Top of DATA EXTRACT
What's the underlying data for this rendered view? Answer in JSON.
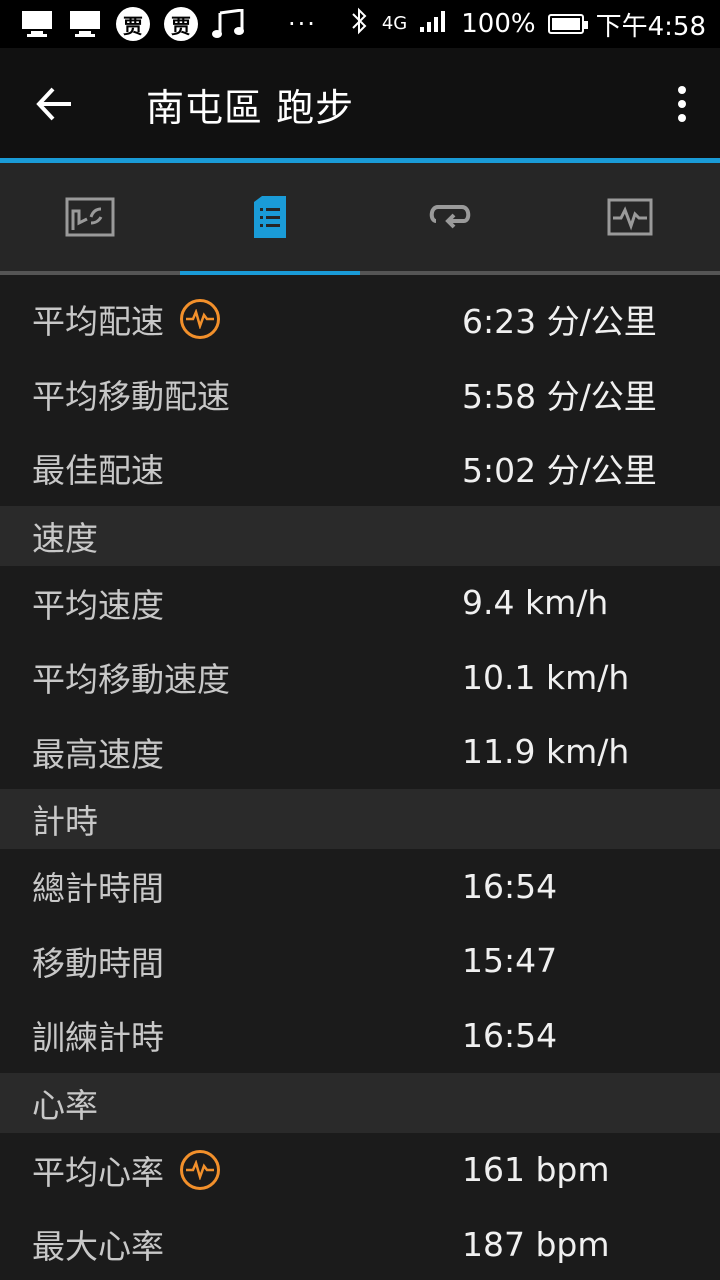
{
  "status_bar": {
    "notif_icons": [
      "monitor-icon",
      "monitor-icon",
      "coin-icon",
      "coin-icon",
      "music-note-icon"
    ],
    "coin_glyph": "贾",
    "overflow": "···",
    "network": "4G",
    "battery": "100%",
    "time": "下午4:58"
  },
  "appbar": {
    "title": "南屯區 跑步"
  },
  "tabs": [
    {
      "icon": "map-icon",
      "active": false
    },
    {
      "icon": "details-list-icon",
      "active": true
    },
    {
      "icon": "laps-loop-icon",
      "active": false
    },
    {
      "icon": "chart-icon",
      "active": false
    }
  ],
  "pace": {
    "avg_label": "平均配速",
    "avg_value": "6:23 分/公里",
    "avg_moving_label": "平均移動配速",
    "avg_moving_value": "5:58 分/公里",
    "best_label": "最佳配速",
    "best_value": "5:02 分/公里"
  },
  "speed": {
    "section": "速度",
    "avg_label": "平均速度",
    "avg_value": "9.4 km/h",
    "avg_moving_label": "平均移動速度",
    "avg_moving_value": "10.1 km/h",
    "max_label": "最高速度",
    "max_value": "11.9 km/h"
  },
  "timing": {
    "section": "計時",
    "total_label": "總計時間",
    "total_value": "16:54",
    "moving_label": "移動時間",
    "moving_value": "15:47",
    "training_label": "訓練計時",
    "training_value": "16:54"
  },
  "heart_rate": {
    "section": "心率",
    "avg_label": "平均心率",
    "avg_value": "161 bpm",
    "max_label": "最大心率",
    "max_value": "187 bpm"
  },
  "colors": {
    "accent": "#1a9bd7",
    "badge": "#f2902b"
  }
}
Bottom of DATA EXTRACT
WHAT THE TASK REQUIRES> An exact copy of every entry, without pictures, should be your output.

WRITTEN RESPONSE>
What's the underlying data for this rendered view? Answer in JSON.
{
  "status_bar": {
    "notif_icons": [
      "monitor-icon",
      "monitor-icon",
      "coin-icon",
      "coin-icon",
      "music-note-icon"
    ],
    "coin_glyph": "贾",
    "overflow": "···",
    "network": "4G",
    "battery": "100%",
    "time": "下午4:58"
  },
  "appbar": {
    "title": "南屯區 跑步"
  },
  "tabs": [
    {
      "icon": "map-icon",
      "active": false
    },
    {
      "icon": "details-list-icon",
      "active": true
    },
    {
      "icon": "laps-loop-icon",
      "active": false
    },
    {
      "icon": "chart-icon",
      "active": false
    }
  ],
  "pace": {
    "avg_label": "平均配速",
    "avg_value": "6:23 分/公里",
    "avg_moving_label": "平均移動配速",
    "avg_moving_value": "5:58 分/公里",
    "best_label": "最佳配速",
    "best_value": "5:02 分/公里"
  },
  "speed": {
    "section": "速度",
    "avg_label": "平均速度",
    "avg_value": "9.4 km/h",
    "avg_moving_label": "平均移動速度",
    "avg_moving_value": "10.1 km/h",
    "max_label": "最高速度",
    "max_value": "11.9 km/h"
  },
  "timing": {
    "section": "計時",
    "total_label": "總計時間",
    "total_value": "16:54",
    "moving_label": "移動時間",
    "moving_value": "15:47",
    "training_label": "訓練計時",
    "training_value": "16:54"
  },
  "heart_rate": {
    "section": "心率",
    "avg_label": "平均心率",
    "avg_value": "161 bpm",
    "max_label": "最大心率",
    "max_value": "187 bpm"
  },
  "colors": {
    "accent": "#1a9bd7",
    "badge": "#f2902b"
  }
}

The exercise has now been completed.